The Jesuits are an institutional refutation of the theses that science and religion have nothing to say to, or are at war with, each other. A religious order with an unusually long and rigorous novitiate that promotes retreats based on the imaginative method of founder St Ignatius Loyola, the Society of Jesus has, in its 450-year existence, been a hive of intellectual activity, not least in the natural sciences.
The society is responsible for running the Vatican observatory, a scientific institution of international repute. In addition to its small observatory at Castel Gandolfo, the pope's summer residence where the "seeing" is no longer very good, the observatory also works with a large telescope in Arizona. Summer schools on astrophysical subjects are regularly held at Castel Gandolfo, to which students from all over the world, and from all religions or none, are welcomed (and paid for) by the Jesuits.
In the minds of many, the 17th-century Jesuits are sinister figures who worked against Galileo. In that confusing and contentious time - as contentious scientifically as it was religiously - the right was never wholly on one side. Galileo certainly gave as good as he got in the exchange of criticism and invective. With hindsight, we can see that the Jesuits were on the losing side in espousing Tycho Brahe's compromise system, a half-way house between Ptolemy and Copernicus. But Horatio Grassi, their leading mathematician in Rome, had the better of the argument with Galileo about the nature of comets, believing them to be luminous bodies beyond the Moon and not the optical effect of tenuous terrestrial vapours as his opponent had suggested.
Guy Consolmagno is an American Jesuit lay brother. He had a secular career as a planetary scientist before joining the order.
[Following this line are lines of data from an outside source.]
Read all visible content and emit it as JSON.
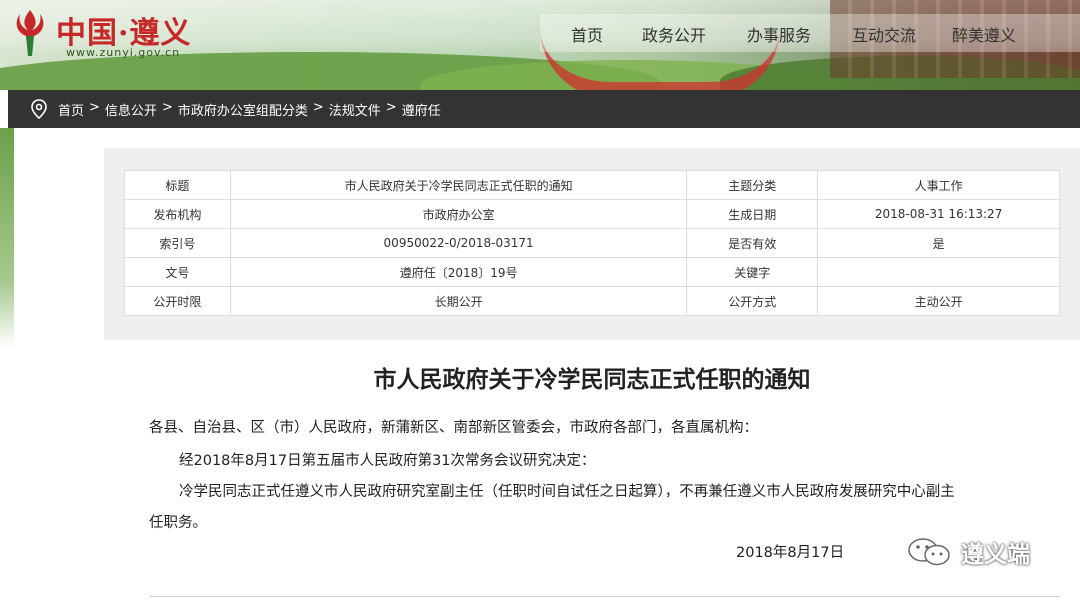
{
  "header": {
    "logo_title": "中国·遵义",
    "logo_url": "www.zunyi.gov.cn",
    "nav": [
      "首页",
      "政务公开",
      "办事服务",
      "互动交流",
      "醉美遵义"
    ]
  },
  "breadcrumb": {
    "items": [
      "首页",
      "信息公开",
      "市政府办公室组配分类",
      "法规文件",
      "遵府任"
    ],
    "separator": ">"
  },
  "meta": {
    "rows": [
      {
        "k1": "标题",
        "v1": "市人民政府关于冷学民同志正式任职的通知",
        "k2": "主题分类",
        "v2": "人事工作"
      },
      {
        "k1": "发布机构",
        "v1": "市政府办公室",
        "k2": "生成日期",
        "v2": "2018-08-31 16:13:27"
      },
      {
        "k1": "索引号",
        "v1": "00950022-0/2018-03171",
        "k2": "是否有效",
        "v2": "是"
      },
      {
        "k1": "文号",
        "v1": "遵府任〔2018〕19号",
        "k2": "关键字",
        "v2": ""
      },
      {
        "k1": "公开时限",
        "v1": "长期公开",
        "k2": "公开方式",
        "v2": "主动公开"
      }
    ]
  },
  "document": {
    "title": "市人民政府关于冷学民同志正式任职的通知",
    "salutation": "各县、自治县、区（市）人民政府，新蒲新区、南部新区管委会，市政府各部门，各直属机构：",
    "para1": "经2018年8月17日第五届市人民政府第31次常务会议研究决定：",
    "para2_line1": "冷学民同志正式任遵义市人民政府研究室副主任（任职时间自试任之日起算），不再兼任遵义市人民政府发展研究中心副主",
    "para2_line2": "任职务。",
    "date": "2018年8月17日"
  },
  "watermark": {
    "text": "遵义端",
    "icon": "wechat-icon"
  },
  "colors": {
    "breadcrumb_bg": "#333333",
    "logo_red": "#c62828",
    "meta_bg": "#eeeeee"
  }
}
He is now the curator of the extensive collection of meteorites held at Castel Gandolfo after a bequest to the society by a 19th-century French marquis.
His book is a cheerful ramble through a variety of topics and experiences relating to his life in science and in religion. Consolmagno's thoughts on the nature of science and its relationship with religion will not surprise those who have thought about such matters from the point of view of Christian belief.
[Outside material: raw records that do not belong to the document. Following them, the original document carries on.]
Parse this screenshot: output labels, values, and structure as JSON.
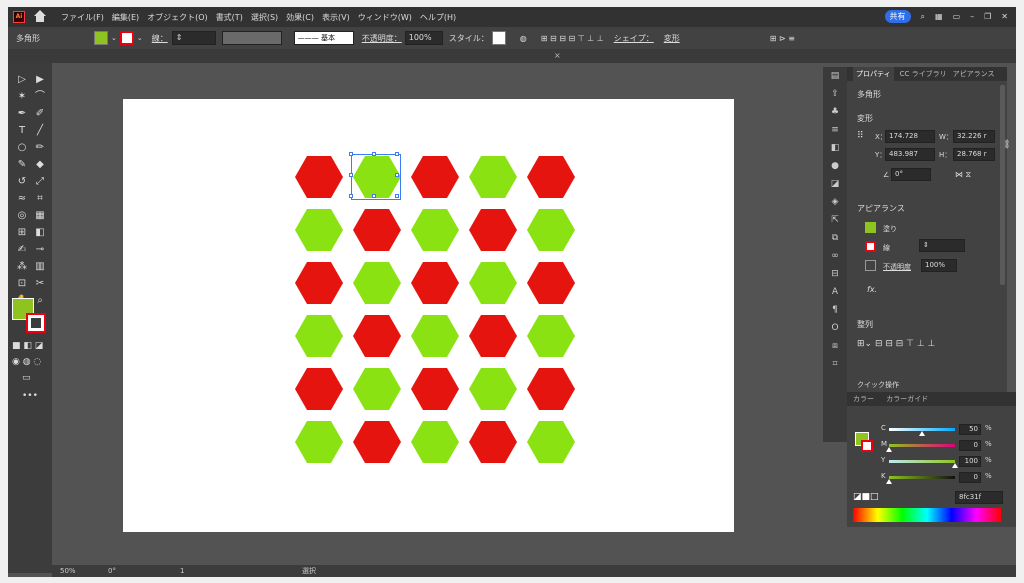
{
  "menubar": {
    "logo": "Ai",
    "items": [
      "ファイル(F)",
      "編集(E)",
      "オブジェクト(O)",
      "書式(T)",
      "選択(S)",
      "効果(C)",
      "表示(V)",
      "ウィンドウ(W)",
      "ヘルプ(H)"
    ],
    "share": "共有"
  },
  "control": {
    "object_type": "多角形",
    "stroke_label": "線：",
    "line_style": "基本",
    "opacity_label": "不透明度：",
    "opacity": "100%",
    "style_label": "スタイル：",
    "shape_label": "シェイプ：",
    "transform_label": "変形"
  },
  "tab": {
    "close": "×"
  },
  "canvas": {
    "rows": [
      [
        "red",
        "green",
        "red",
        "green",
        "red"
      ],
      [
        "green",
        "red",
        "green",
        "red",
        "green"
      ],
      [
        "red",
        "green",
        "red",
        "green",
        "red"
      ],
      [
        "green",
        "red",
        "green",
        "red",
        "green"
      ],
      [
        "red",
        "green",
        "red",
        "green",
        "red"
      ],
      [
        "green",
        "red",
        "green",
        "red",
        "green"
      ]
    ]
  },
  "colors": {
    "red": "#e5140e",
    "green": "#8be213",
    "fill": "#8fc31f"
  },
  "status": {
    "zoom": "50%",
    "rotation": "0°",
    "artboard": "1",
    "tool": "選択"
  },
  "properties": {
    "tabs": [
      "プロパティ",
      "CC ライブラリ",
      "アピアランス"
    ],
    "object": "多角形",
    "transform": "変形",
    "x_label": "X：",
    "x": "174.728",
    "y_label": "Y：",
    "y": "483.987",
    "w_label": "W：",
    "w": "32.226 r",
    "h_label": "H：",
    "h": "28.768 r",
    "angle": "0°",
    "appearance": "アピアランス",
    "fill_label": "塗り",
    "stroke_label": "線",
    "opacity_label": "不透明度",
    "opacity": "100%",
    "fx": "fx.",
    "align": "整列",
    "quick": "クイック操作"
  },
  "color_panel": {
    "tabs": [
      "カラー",
      "カラーガイド"
    ],
    "channels": [
      {
        "label": "C",
        "value": "50",
        "unit": "%"
      },
      {
        "label": "M",
        "value": "0",
        "unit": "%"
      },
      {
        "label": "Y",
        "value": "100",
        "unit": "%"
      },
      {
        "label": "K",
        "value": "0",
        "unit": "%"
      }
    ],
    "hex": "8fc31f"
  }
}
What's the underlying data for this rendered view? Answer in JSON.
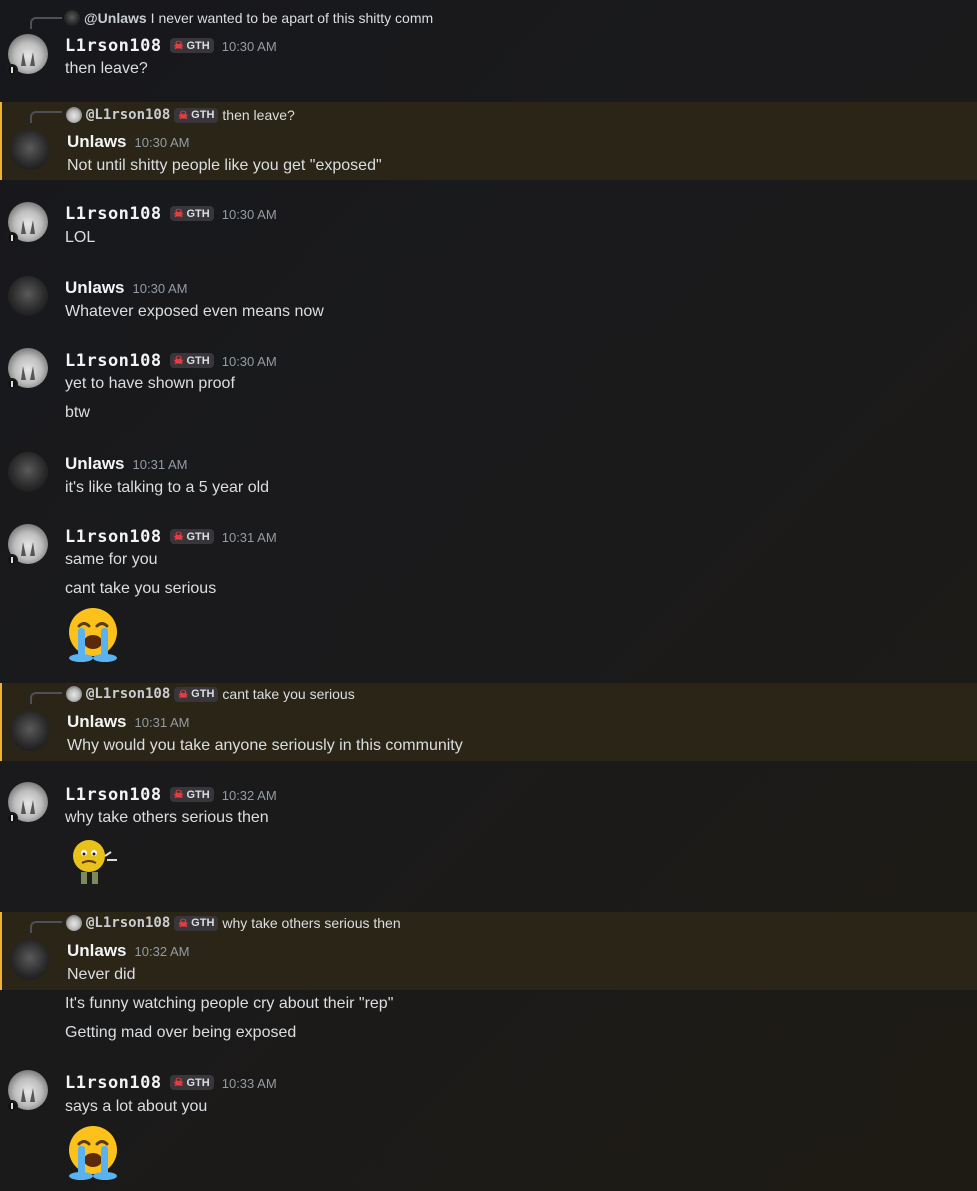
{
  "users": {
    "l": {
      "name": "L1rson108",
      "tag": "GTH"
    },
    "u": {
      "name": "Unlaws"
    }
  },
  "messages": [
    {
      "reply": {
        "name": "@Unlaws",
        "text": "I never wanted to be apart of this shitty comm"
      },
      "time": "10:30 AM",
      "lines": [
        "then leave?"
      ]
    },
    {
      "reply": {
        "name": "@L1rson108",
        "tag": "GTH",
        "text": "then leave?"
      },
      "time": "10:30 AM",
      "lines": [
        "Not until shitty people like you get \"exposed\""
      ]
    },
    {
      "time": "10:30 AM",
      "lines": [
        "LOL"
      ]
    },
    {
      "time": "10:30 AM",
      "lines": [
        "Whatever exposed even means now"
      ]
    },
    {
      "time": "10:30 AM",
      "lines": [
        "yet to have shown proof",
        "btw"
      ]
    },
    {
      "time": "10:31 AM",
      "lines": [
        "it's like talking to a 5 year old"
      ]
    },
    {
      "time": "10:31 AM",
      "lines": [
        "same for you",
        "cant take you serious"
      ],
      "emoji": "loudly-crying-face"
    },
    {
      "reply": {
        "name": "@L1rson108",
        "tag": "GTH",
        "text": "cant take you serious"
      },
      "time": "10:31 AM",
      "lines": [
        "Why would you take anyone seriously in this community"
      ]
    },
    {
      "time": "10:32 AM",
      "lines": [
        "why take others serious then"
      ],
      "emoji": "shrugging-smiley-meme"
    },
    {
      "reply": {
        "name": "@L1rson108",
        "tag": "GTH",
        "text": "why take others serious then"
      },
      "time": "10:32 AM",
      "lines": [
        "Never did",
        "It's funny watching people cry about their \"rep\"",
        "Getting mad over being exposed"
      ]
    },
    {
      "time": "10:33 AM",
      "lines": [
        "says a lot about you"
      ],
      "emoji": "loudly-crying-face"
    }
  ],
  "colors": {
    "mention_bg": "#2a2516",
    "mention_bar": "#f0b232",
    "tag_skull": "#f23f43",
    "timestamp": "#949ba4"
  }
}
Like many of us, he considers the question of truth to be paramount for both science and for religion. He sees this common truthful quest as providing the basis for friendly relations, though obviously the two disciplines are concerned with different levels of inquiry into human experience.
As is the case with many physical scientists, Consolmagno is profoundly impressed by the wonderful order of the universe, as a religious man seeing the "mind of God" behind the deep patterning of the cosmos. The most interesting chapter is the one in which he appeals to the writings of St Athanasius in the 4th century and John Scotus Eriugena in the 9th century. They stress the value of the physical world as a manifestation of the work of the divine Logos.
Much of the rest of the book is a chirpy account of the author's experiences, including the path that eventually led him to his vocation to the religious life. We learn of the rigours of a tough expedition to Antarctica to gather more meteorites.
It all makes for a lively and not too demanding read, at the end of which one has come to know as much about the geochemistry of meteorites as any non-specialist might care to take on board.
Revd John Polkinghorne was formerly president, Queen's College, Cambridge.
Brother Astronomer: Adventures of a Vatican Scientist
Author - Guy Consolmagno
ISBN - 0 07 135428 X
Publisher - McGraw-Hill
Price - £15.99
Pages - 256